Exercise directions:
Reproduce every record below exactly, with the pictures left out.

Material for this task:
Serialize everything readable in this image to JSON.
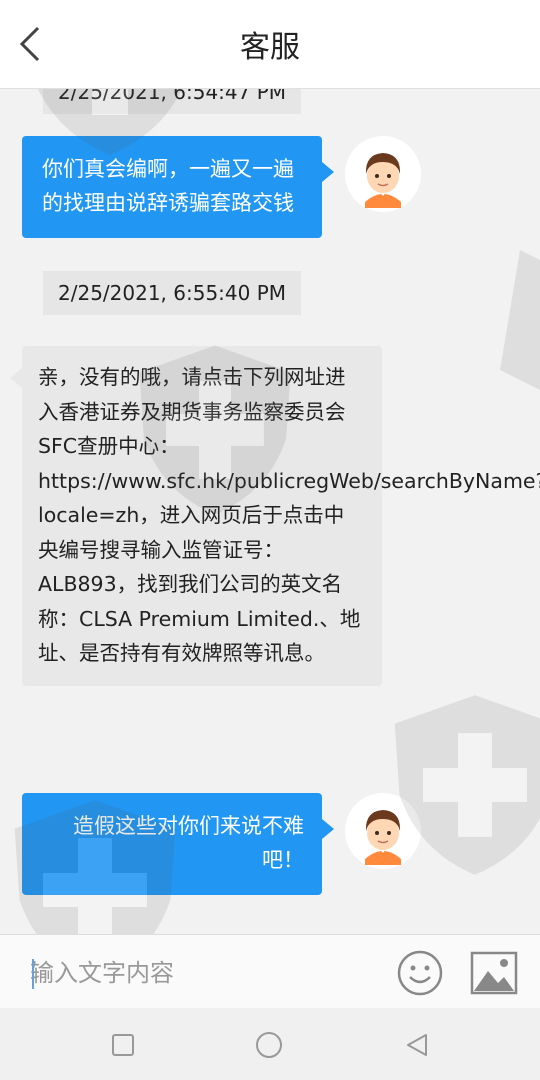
{
  "header": {
    "title": "客服"
  },
  "messages": {
    "ts_top": "2/25/2021, 6:54:47 PM",
    "user1_line1": "你们真会编啊，一遍又一遍",
    "user1_line2": "的找理由说辞诱骗套路交钱",
    "ts_mid": "2/25/2021, 6:55:40 PM",
    "agent_lines": [
      "亲，没有的哦，请点击下列网址进",
      "入香港证券及期货事务监察委员会",
      "SFC查册中心：",
      "https://www.sfc.hk/publicregWeb/searchByName?",
      "locale=zh，进入网页后于点击中",
      "央编号搜寻输入监管证号：",
      "ALB893，找到我们公司的英文名",
      "称：CLSA Premium Limited.、地",
      "址、是否持有有效牌照等讯息。"
    ],
    "user2_line1": "造假这些对你们来说不难",
    "user2_line2": "吧！"
  },
  "input": {
    "placeholder": "输入文字内容"
  },
  "colors": {
    "user_bubble": "#2196f3",
    "agent_bubble": "#e8e8e8",
    "header_bg": "#ffffff"
  },
  "icons": [
    "back-arrow-icon",
    "avatar-icon",
    "emoji-icon",
    "image-icon",
    "square-nav-icon",
    "circle-nav-icon",
    "triangle-back-icon",
    "shield-watermark-icon"
  ]
}
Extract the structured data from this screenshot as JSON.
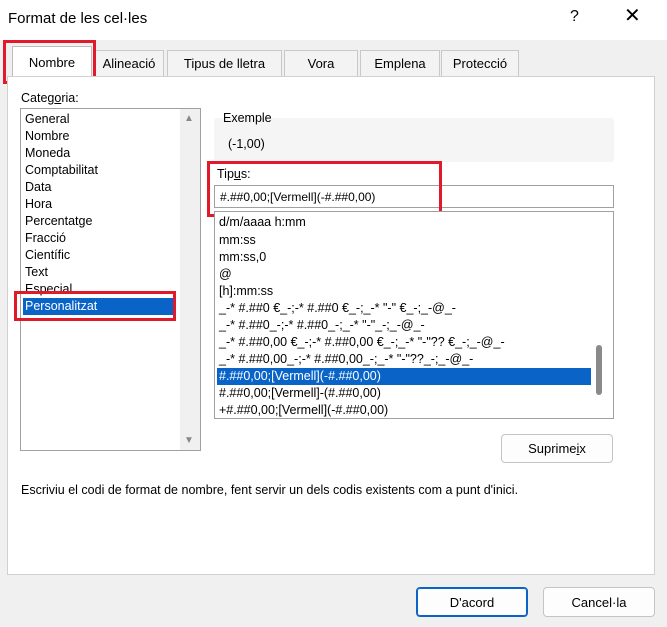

Response for this exercise:
Serialize everything readable in this image to JSON.
{
  "header": {
    "title": "客服"
  },
  "messages": {
    "ts_top": "2/25/2021, 6:54:47 PM",
    "user1_line1": "你们真会编啊，一遍又一遍",
    "user1_line2": "的找理由说辞诱骗套路交钱",
    "ts_mid": "2/25/2021, 6:55:40 PM",
    "agent_lines": [
      "亲，没有的哦，请点击下列网址进",
      "入香港证券及期货事务监察委员会",
      "SFC查册中心：",
      "https://www.sfc.hk/publicregWeb/searchByName?",
      "locale=zh，进入网页后于点击中",
      "央编号搜寻输入监管证号：",
      "ALB893，找到我们公司的英文名",
      "称：CLSA Premium Limited.、地",
      "址、是否持有有效牌照等讯息。"
    ],
    "user2_line1": "造假这些对你们来说不难",
    "user2_line2": "吧！"
  },
  "input": {
    "placeholder": "输入文字内容"
  },
  "colors": {
    "user_bubble": "#2196f3",
    "agent_bubble": "#e8e8e8",
    "header_bg": "#ffffff"
  },
  "icons": [
    "back-arrow-icon",
    "avatar-icon",
    "emoji-icon",
    "image-icon",
    "square-nav-icon",
    "circle-nav-icon",
    "triangle-back-icon",
    "shield-watermark-icon"
  ]
}
Extract the structured data from this screenshot as JSON.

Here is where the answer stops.